02/06/2013 04:14 pm ET | Updated Apr 08, 2013

You wouldn't expect the five book of Moses to promote women's leadership but a patriarchal society led by elders. However, a careful reading of Miriam's actions during the Hebrews Exodus from Egypt might lead you to a dramatically different conclusion.

Miriam was the first born of Amram, the Hebrew slaves' leader and the older sister of Moses and Aaron. She was born at the peak of oppression when Pharaoh had decreed that "every newborn son would be thrown to the Nile." According to the Talmud, Miriam had prophesied that her mother would bring the savior of Israel to life. As a young girl, Miriam challenged her father's decisions to divorce Miriam's mother and ask all Hebrew slaves to divorce their wives in order to avoid more Hebrew bloodletting in the Nile. "Your decree is worse than Pharaoh's," she argued. "Pharaoh decreed that only first-born sons would die; you decreed both boys and girls would never be conceived. He decreed death only for this world; you decreed death for this world and for the world to come." Miriam convinced her father to retract his decision and to remarry Miriam's mother. Moses, leader of the Hebrews during the Exodus from Egypt and recipient of the Ten Commandments, was born soon after.

As a young midwife, Miriam later led the opposition against Pharaoh himself when she refused his order to kill Hebrews' newborn sons.

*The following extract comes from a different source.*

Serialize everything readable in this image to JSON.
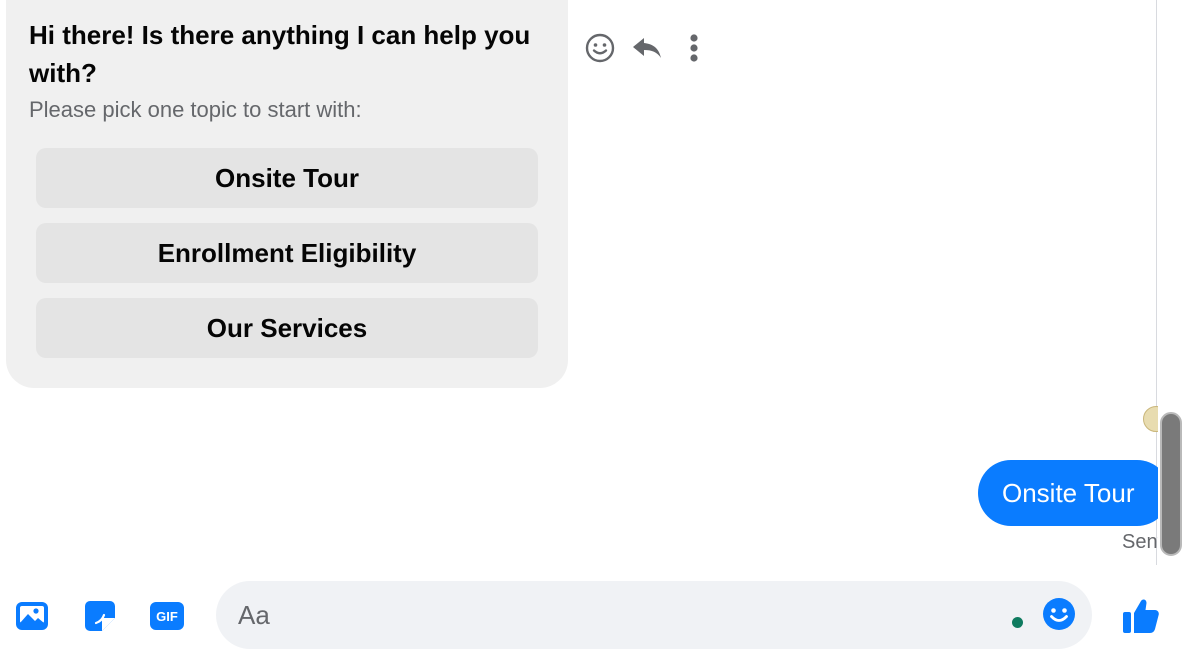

In fact, she was the very first person to oppose Pharaoh, thereby starting the Hebrew slaves' revolution.

At the peak of the Exodus, when the Hebrews slaves saw their Egyptian masters perish in the Red Sea, they understood they had finally achieved freedom. Then Moses and the men of Israel spontaneously sang the famous "Song of the Sea," described in 28 verses in the Book of Exodus. Not only men sung, Miriam, followed by the women, sang a song described in just two verses:

"Miriam, the prophetess, the sister of Aaron took a drum in her hand and all women went out after her with drums and dances. Myriam spoke up to them: Sing to G-d for He overcame the arrogant, the horse with its rider, He hurled them into the sea."

Miriam doesn't need to give orders or instructions, she simply took a drum in her hand, brandishing the symbol of freedom and tens of thousands of women followed her, without exception. They also added dances to the drums, augmenting Miriam's example.

A natural leader such as Miriam doesn't tell you how to think and what to do but rather connects to your inner self, enables you to better understand your own feelings and empowers you to realize your true potential without being afraid of losing control.

Miriam didn't speak just to women. The word lachem in Hebrew translates to "them" and is inclusive of both men and women. In other words, she led the entire people of Israel, men and women express their joy and freedom after two hundred years of slavery.

Miriam is a natural leader's example for all women; she led by connecting rather than by overcoming. She strived for life and fought for life, for the life of her family and her people despite all the suffering. She was ready to challenge the current order; to convince her father and to overcome Pharaoh. She didn't try to mimic men or to please them but simply connected to her true self, to the woman within her, to her inner power of life and she remains an example for women leaders of all times.

Yaacov Cohen, is Co-founder and CEO of harmon.ie, an enterprise social software company and the proud father of five daughters.